Thursday, December 20


Funny, since starting my journey to respectful parenting, I'm far less horified to hear my mother's voice coming from my mouth (rarely even hear it anymore) than to hear MY voice coming from my *children's* mouths. Those moments that stop me short as I incredulously ask myself, "Did I SAY that?" or "Do I sound that awful??". Apparently, I'm not noticing the early signs before I hear those things coming from my kids, but it is definitely a 4-alarm warning when I do.

Then, too, its nice to see those positive reflections-afirmations that we *are* on the right path and we are definitely making progress. Today, as I rushed upstairs to get to Storm's side as he awoke crying for me, I hurried too fast and slipped on the stairs, banging my shin pretty good. I made it up to the bedroom and as I leaned on the bed dealing with the pain, Wyl asked me what was wrong and since I explained to him what happened in a strained voice, I guess Storm didn't hear me, because he asked me several times after I told Wyl. I finally got the point across to him that "I hurt my leg" and he *jumped* out of the crib and dashed out the door before I realized he was out of the crib. I asked him where he was going-he was by now out of the bedroom, and he came back to open the door and tell me, "I going to get a bandaid". I heard him dig around in the drawer, shut the drawer, shut the bathroom door and after he shut the bedroom door, he stood there by my side, his little 3-year-old fingers struggling patiently with the tricky, tiny pull-apart wrapper, carefully handing me each side of the paper wrapper, struggling mightily with the coverings of the sticky part-trying ever so hard not to touch the pad that covers the wound (did he learn that just from watching me??) and handing me those parts to throw away... and handing me the bandage to put on myself. I was struggling to hold back tears at this gently, thoughtful gesture. Bandaids make his boo-boos feel better - he had just told me that the night before as he put one on a scratch himself. Here, I had not been expecting my respectfulness to be repaid (at least in care-taking ways) until I was nursing-home age or otherwise incapacitated, unable to care for myself... and yet, here it was; proof (however small) that respect isn't just something you give out to your kids, it comes back to you full force in unexpected ways.

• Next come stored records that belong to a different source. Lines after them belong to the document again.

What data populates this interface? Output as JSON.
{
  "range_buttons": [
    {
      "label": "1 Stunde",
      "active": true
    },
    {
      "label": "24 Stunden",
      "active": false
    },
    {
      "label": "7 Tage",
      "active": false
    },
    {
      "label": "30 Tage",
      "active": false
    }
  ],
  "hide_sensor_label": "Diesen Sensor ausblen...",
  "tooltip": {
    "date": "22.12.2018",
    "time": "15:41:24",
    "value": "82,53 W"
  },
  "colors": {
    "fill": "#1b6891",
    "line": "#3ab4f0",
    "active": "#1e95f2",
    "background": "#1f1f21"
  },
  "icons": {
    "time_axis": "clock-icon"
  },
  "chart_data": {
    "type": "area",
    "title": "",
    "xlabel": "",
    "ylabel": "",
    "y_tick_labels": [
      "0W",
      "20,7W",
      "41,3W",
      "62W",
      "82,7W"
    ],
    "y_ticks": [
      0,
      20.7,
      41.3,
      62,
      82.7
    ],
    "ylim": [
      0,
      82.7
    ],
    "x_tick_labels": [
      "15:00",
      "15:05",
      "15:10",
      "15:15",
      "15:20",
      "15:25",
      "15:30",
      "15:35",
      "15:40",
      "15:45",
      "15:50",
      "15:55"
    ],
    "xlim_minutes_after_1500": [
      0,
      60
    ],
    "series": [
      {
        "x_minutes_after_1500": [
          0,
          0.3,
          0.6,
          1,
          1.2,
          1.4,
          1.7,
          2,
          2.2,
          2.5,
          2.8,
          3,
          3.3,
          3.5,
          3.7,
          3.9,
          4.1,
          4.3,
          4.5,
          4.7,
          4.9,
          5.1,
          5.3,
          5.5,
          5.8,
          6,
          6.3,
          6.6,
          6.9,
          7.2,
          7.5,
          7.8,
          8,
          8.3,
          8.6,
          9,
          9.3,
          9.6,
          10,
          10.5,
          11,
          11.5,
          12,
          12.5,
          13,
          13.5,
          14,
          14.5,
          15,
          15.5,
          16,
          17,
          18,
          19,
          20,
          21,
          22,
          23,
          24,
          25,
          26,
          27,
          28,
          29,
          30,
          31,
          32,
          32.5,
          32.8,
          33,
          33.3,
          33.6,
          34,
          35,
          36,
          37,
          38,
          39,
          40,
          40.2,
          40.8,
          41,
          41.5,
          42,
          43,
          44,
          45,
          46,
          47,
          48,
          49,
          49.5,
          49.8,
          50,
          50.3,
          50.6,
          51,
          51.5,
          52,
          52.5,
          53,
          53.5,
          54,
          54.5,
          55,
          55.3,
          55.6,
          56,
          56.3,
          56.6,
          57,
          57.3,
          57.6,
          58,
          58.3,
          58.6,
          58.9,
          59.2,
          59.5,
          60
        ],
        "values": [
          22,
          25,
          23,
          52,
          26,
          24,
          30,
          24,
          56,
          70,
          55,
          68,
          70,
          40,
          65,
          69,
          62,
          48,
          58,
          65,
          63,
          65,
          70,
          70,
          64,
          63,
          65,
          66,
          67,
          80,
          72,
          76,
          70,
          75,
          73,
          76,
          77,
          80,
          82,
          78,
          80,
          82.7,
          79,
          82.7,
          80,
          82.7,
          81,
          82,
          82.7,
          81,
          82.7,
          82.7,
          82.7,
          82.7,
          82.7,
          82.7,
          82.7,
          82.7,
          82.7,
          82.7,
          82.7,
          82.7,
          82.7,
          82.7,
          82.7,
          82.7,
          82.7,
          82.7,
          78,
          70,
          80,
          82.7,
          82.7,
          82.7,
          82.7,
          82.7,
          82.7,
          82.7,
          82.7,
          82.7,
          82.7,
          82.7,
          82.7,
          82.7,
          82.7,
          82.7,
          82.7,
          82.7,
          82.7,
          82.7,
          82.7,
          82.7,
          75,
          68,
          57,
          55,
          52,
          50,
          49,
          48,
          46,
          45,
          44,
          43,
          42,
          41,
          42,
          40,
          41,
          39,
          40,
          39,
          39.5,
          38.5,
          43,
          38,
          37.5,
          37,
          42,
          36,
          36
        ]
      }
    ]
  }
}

I love these little moments.

Tuesday, December 11


Another one of those moments...

I was reading an interview of Eva Longoria and read a bit about her mother being non-judgemental and always wanting whatever made her kids happy. I know this. I've wanted this as a parent, too. I *thought* I was "there" until I read this paragraph, set the paper down and nodded my head saying, "Uh huh." and then something clicked.

All those times I kept getting frustrated when one of the boys was doing something that I didn't "get". Something I saw as more mess to clean or whatever and I asked why. Why was he doing that thing?? And my frustration just increased when I heard, "I don't know", "Just 'cause" or "Because I like to". I guess I need one of those Star Trek every-language-interpreters, because what it was translating to me was something along the lines of "I don't have a clue but I'm going to keep doing it anyway, even if it does bug you". But for some reason, that one small bit of an interview in that magazine helped me translate those comments! Suddenly, it was clear!! They were saying, "It makes me HAPPY"!!! I was stopped in my tracks momentarily as this realization struck me. A figurative slap to my forehead and a resounding, "DUH!!" thundered through my head. Obviously, I wasn't "there" - I wasn't living my life without judgement, I wasn't 100% at "whatever makes them *happy*".

Does RU make you appreciate your kids more? Does RU make you appreciate being a parent more? All I know is that if I had stayed on the traditional parenting path that has so much less challenges than RU/respectful parenting, there's a lot I would take for granted and much less I would find to appreciate about our lives, about our family.

I used to think I was NOT one of those people who said, "We unschool except for... (math, science, etc.)". But what I've recently come to realize is that I'm a person who unconsciously says, "We unschool except for tooth brushing/a few rules/occasional no's." But I'm working on that. :~)